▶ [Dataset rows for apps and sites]

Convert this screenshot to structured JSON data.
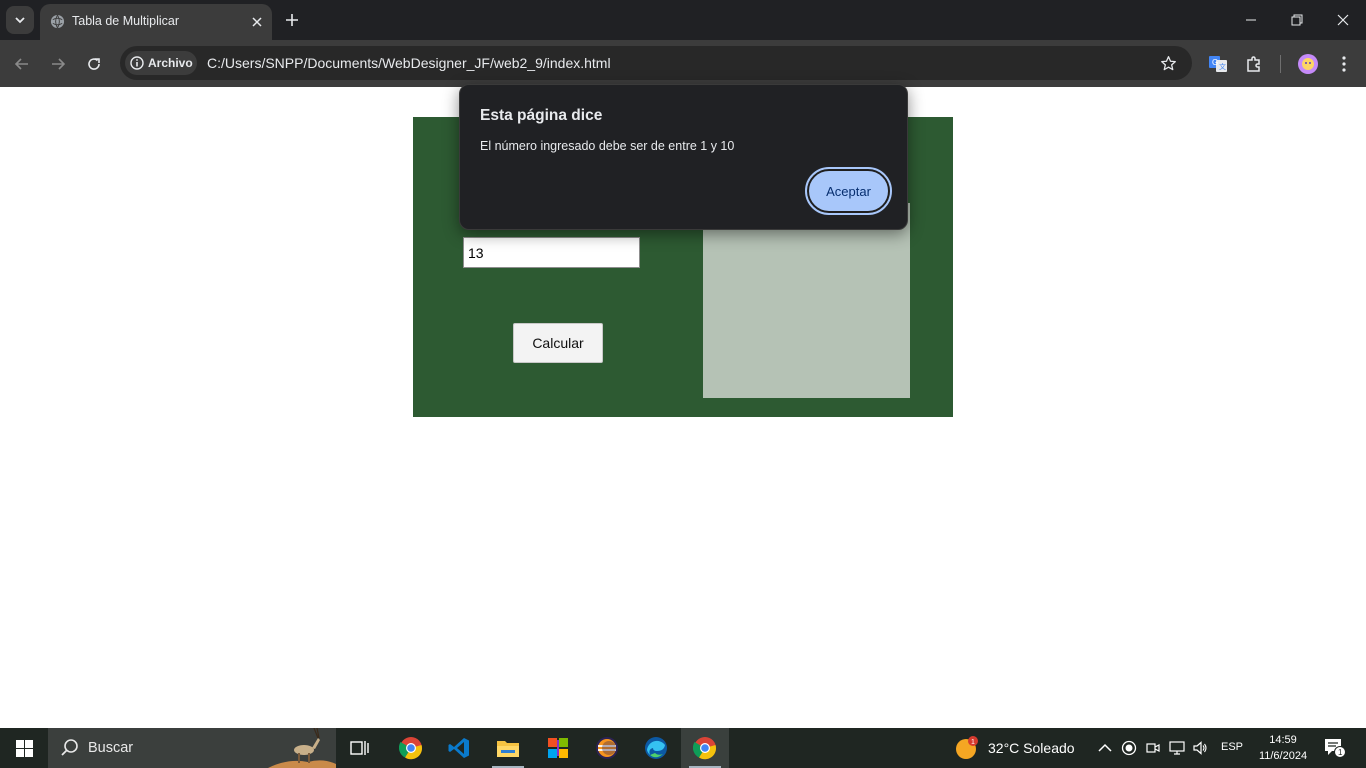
{
  "browser": {
    "tab_title": "Tabla de Multiplicar",
    "security_chip": "Archivo",
    "url": "C:/Users/SNPP/Documents/WebDesigner_JF/web2_9/index.html"
  },
  "page": {
    "number_input_value": "13",
    "calculate_button": "Calcular"
  },
  "dialog": {
    "title": "Esta página dice",
    "message": "El número ingresado debe ser de entre 1 y 10",
    "ok_button": "Aceptar"
  },
  "taskbar": {
    "search_label": "Buscar",
    "weather": "32°C  Soleado",
    "weather_badge": "1",
    "language": "ESP",
    "time": "14:59",
    "date": "11/6/2024",
    "notification_count": "1",
    "apps": [
      "chrome",
      "vscode",
      "file-explorer",
      "windows-store",
      "eclipse",
      "edge",
      "chrome-active"
    ]
  },
  "colors": {
    "panel_green": "#2d5a32",
    "result_box": "#b5c2b5",
    "dialog_bg": "#202124",
    "dialog_button": "#a8c7fa"
  }
}
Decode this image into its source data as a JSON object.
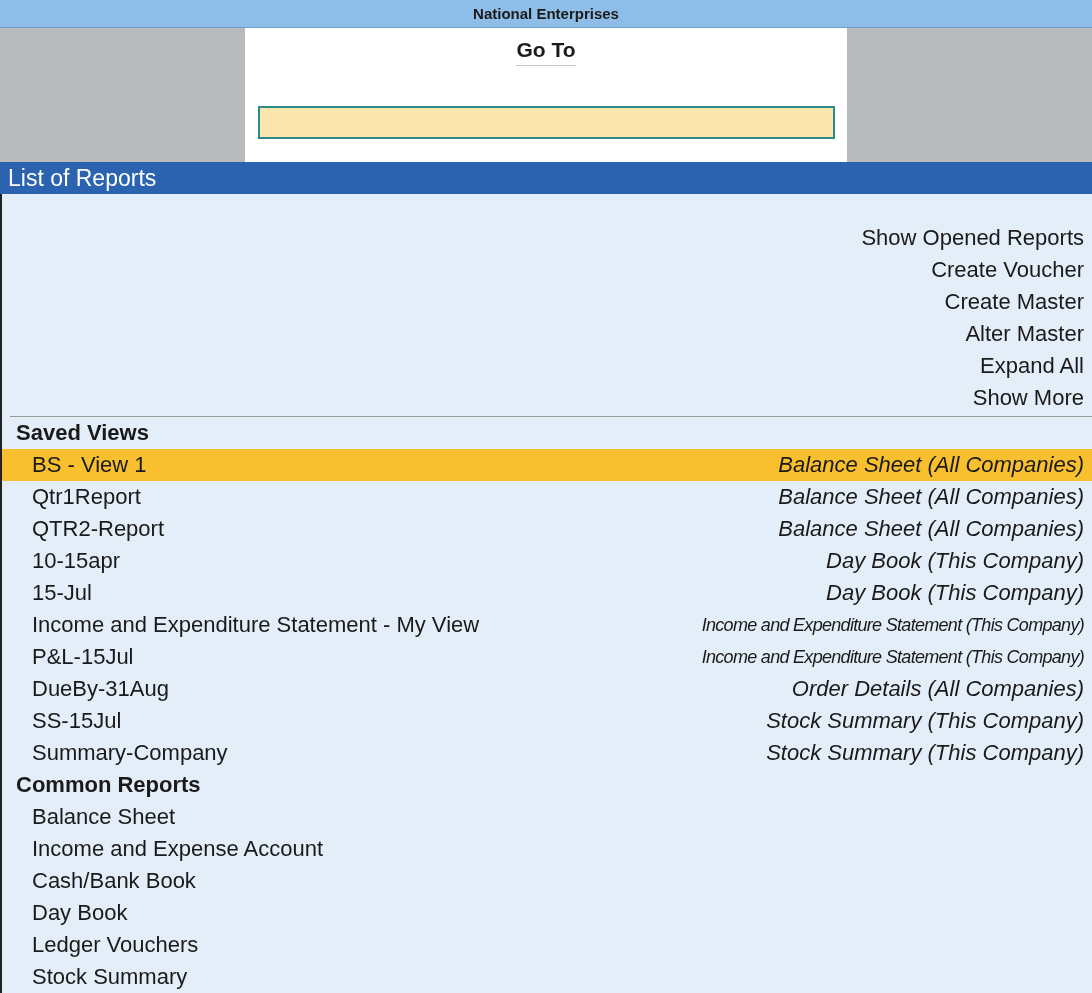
{
  "window": {
    "title": "National Enterprises"
  },
  "goto": {
    "title": "Go To"
  },
  "panel": {
    "title": "List of Reports"
  },
  "actions": [
    {
      "label": "Show Opened Reports"
    },
    {
      "label": "Create Voucher"
    },
    {
      "label": "Create Master"
    },
    {
      "label": "Alter Master"
    },
    {
      "label": "Expand All"
    },
    {
      "label": "Show More"
    }
  ],
  "sections": [
    {
      "title": "Saved Views",
      "items": [
        {
          "name": "BS - View 1",
          "report": "Balance Sheet (All Companies)",
          "selected": true
        },
        {
          "name": "Qtr1Report",
          "report": "Balance Sheet (All Companies)",
          "selected": false
        },
        {
          "name": "QTR2-Report",
          "report": "Balance Sheet (All Companies)",
          "selected": false
        },
        {
          "name": "10-15apr",
          "report": "Day Book (This Company)",
          "selected": false
        },
        {
          "name": "15-Jul",
          "report": "Day Book (This Company)",
          "selected": false
        },
        {
          "name": "Income and Expenditure Statement - My View",
          "report": "Income and Expenditure Statement (This Company)",
          "selected": false
        },
        {
          "name": "P&L-15Jul",
          "report": "Income and Expenditure Statement (This Company)",
          "selected": false
        },
        {
          "name": "DueBy-31Aug",
          "report": "Order Details (All Companies)",
          "selected": false
        },
        {
          "name": "SS-15Jul",
          "report": "Stock Summary (This Company)",
          "selected": false
        },
        {
          "name": "Summary-Company",
          "report": "Stock Summary (This Company)",
          "selected": false
        }
      ]
    },
    {
      "title": "Common Reports",
      "items": [
        {
          "name": "Balance Sheet",
          "selected": false
        },
        {
          "name": "Income and Expense Account",
          "selected": false
        },
        {
          "name": "Cash/Bank Book",
          "selected": false
        },
        {
          "name": "Day Book",
          "selected": false
        },
        {
          "name": "Ledger Vouchers",
          "selected": false
        },
        {
          "name": "Stock Summary",
          "selected": false
        }
      ]
    }
  ]
}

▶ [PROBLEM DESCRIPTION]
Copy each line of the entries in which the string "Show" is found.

▶ [TASK OUTPUT]
      "label": "Show Opened Reports"
      "label": "Show More"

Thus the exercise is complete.